Frustration is beginning to set in for the Miami Heat as the team realizes they aren't as much of a contender in the Eastern Conference as they expected at the onset of the season. Coach Erik Spoelstra has become more nonplussed each day and less afraid to express his displeasure. After a dismantlement at the hands of the Indiana Pacers on Sunday night, Spoelstra spoke out against his team's effort, which included shots at specific instances of uninspired play from the Heat.

Spoelstra rips into his team

The Heat fell to the Indiana Pacers - expected to be one of the worst teams in the NBA this season - by 25 points, 120-95.

That the rout came at home was an even bigger embarrassment to the team. When Spoelstra reached his press conference following the tilt, it was clear that he was at his breaking point with this team. He drew a distinction between the "inspiring" effort the team gave earlier in the week at the Washington Wizards, directly implying that he thought the team was uninspiring.

That was just the start of a rant, though. He continued to call out his team's effort as he tersely lit into his team before suggesting that a fix would come, one way or another.

In a separate statement to South Florida Sun Sentinel reporter Ira Winderman, Spoelstra also called out the team's inability to perform in the third quarter, where the Heat have fallen apart time and again this campaign.

Fixing the Heat

The Heat don't look as bad as they did when they started the season 10-31 last year.

But they flipped that season in the second half, salvaging a .500 record and suggesting that hope would come in bigger doses during the 2017-18 campaign. To that end, Spoelstra and the Heat brass didn't make many changes to the roster, choosing to retain key free agents and stay the course.

This season, Miami is just 7-9, although the loss to the Pacers could easily be deemed the only embarrassing failure for a single game this year.

The team's offense is near the bottom rungs of the NBA, averaging just 100.3 points per game, led by Goran Dragic's 18.3 points per game. Their biggest issue is holding on to the ball, however, as they are just one of five teams averaging at least 16 turnovers per game; Dion Waiters is the biggest offender, coughing up possession 3.1 times per game.

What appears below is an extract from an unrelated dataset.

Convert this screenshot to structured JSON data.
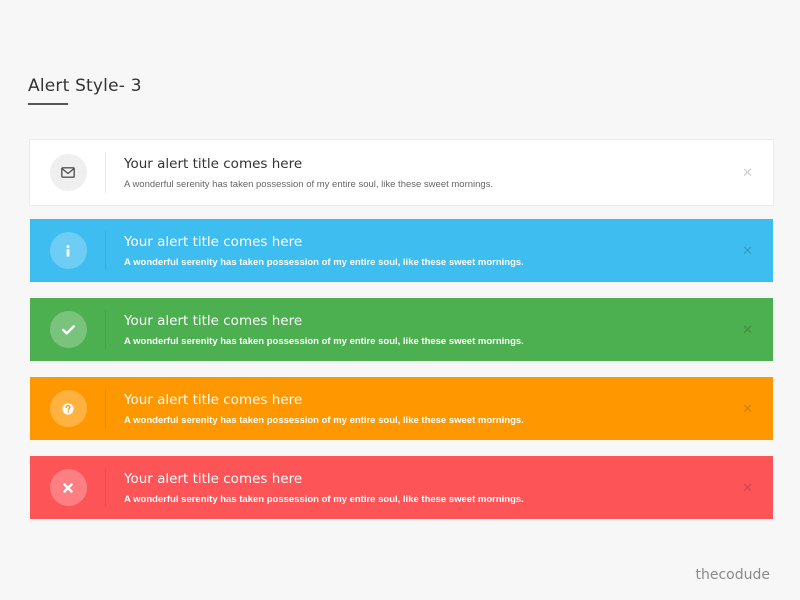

Spoelstra is the kind of coach who can turn around this sinking ship in a hurry. He just needs to get the Heat players to buy in to making the necessary changes to save a season.